Every time it seems the Russian armed forces have tumbled to a technological nadir, they manage to surprise observers with some new and previously unthinkable do-it-yourself armored fighting vehicle.

The latest and most befuddling of these vehicular Frankenstein’s monsters is a BTR-D—a nine-ton, air-transportable armored tractor for airborne troops—sporting not one 2B9 automatic mortar, but two. One on each end.

Photos and videos of this twin-mortar BTR-D appeared online on Tuesday. While the Frankenvehicle apparently hasn’t yet shipped off to the front line in Russia’s 21-month wider war on Ukraine, that is the usual destination for Russia’s growing family of DIY fighting vehicles.

It’s obvious why the Russians would bolt a 2B9 mortar to a BTR-D. The automatic 2B9 fires a seven-pound, 82-millimeter bomb out to a distance of two miles. It’s an effective weapon, and fixing it to a tractor makes it much more mobile.

It’s less obvious why the Russians would bolt two 2B9s to a BTR-D. Adding a second mortar probably doesn’t actually increase the Frankenvehicle’s firepower. It takes three people to operate a 2B9. Can a compact, lightweight BTR-D support enough crew to aim, fire and reload both weapons at the same time

And can a two-mortar BTR-D fire both weapons in the same direction? Would it need to be between Ukrainian units in order to use both 2B9s? A minimally-armored BTR-D already is vulnerable to enemy fire; it’d be even more vulnerable if the fire were coming from two directions.

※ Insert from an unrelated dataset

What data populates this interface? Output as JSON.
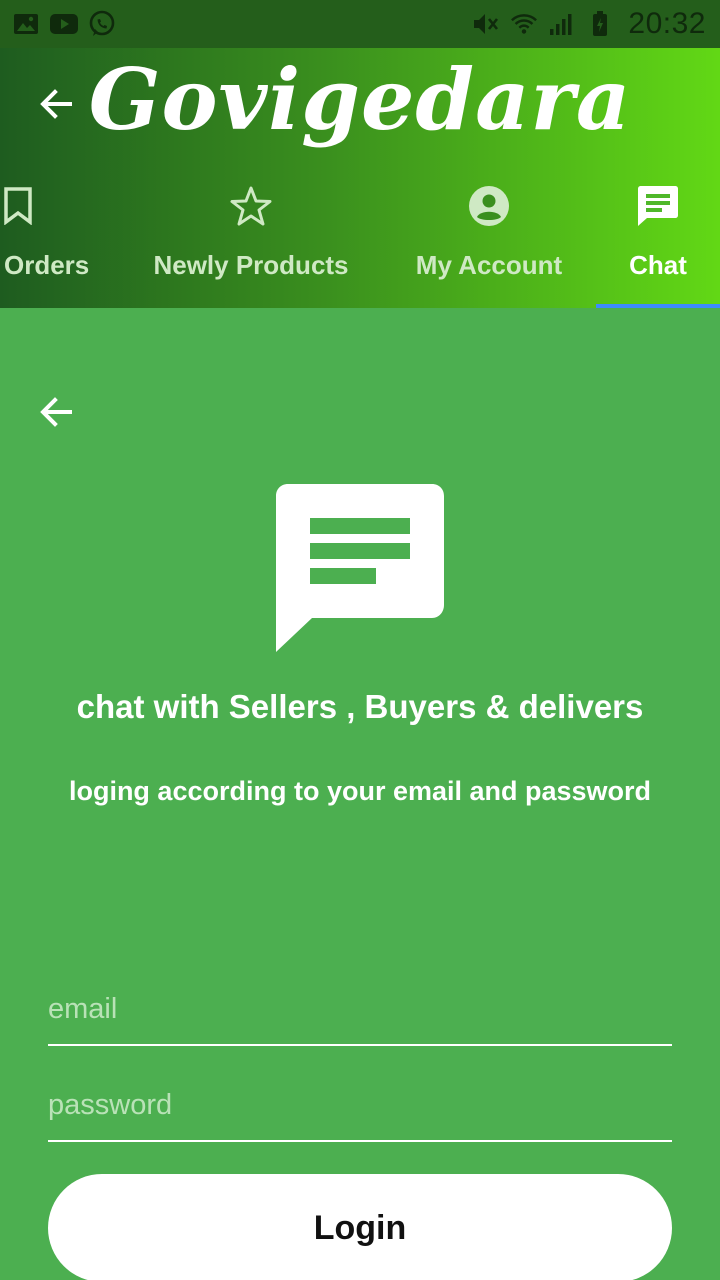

As Russia’s losses of purpose-made tanks, fighting vehicles and artillery exceed 11,000 and its industry struggles to produce enough new vehicles to make good the losses, the Russians have been bolting whatever guns and mortars they have in storage to whatever chassis they have in storage—and producing an expanding taxonomy of bizarre vehicles.

Over time, these DIY vehicles actually have gotten better, probably as a result of the Russians’ growing experience with the vehicles in the stress of actual combat. For one, the Russians increasingly are keeping it simple.

Consider that, over the summer, Russian technicians fitted a 2B9 and a UB32 rocket pod to an MT-LB armored tractor. It was unlikely the crew could use both weapons at the same time, as the rockets’ exhaust would fry the mortar crew. Quickly learning, the Russian tweaked the next iteration of the Frankenvehicle to omit the 2B9.

The double-mortar BTR-D reverses the overall trend toward better DIY vehicles. It looks bad—and it probably fights bad, too.

Source : Forbes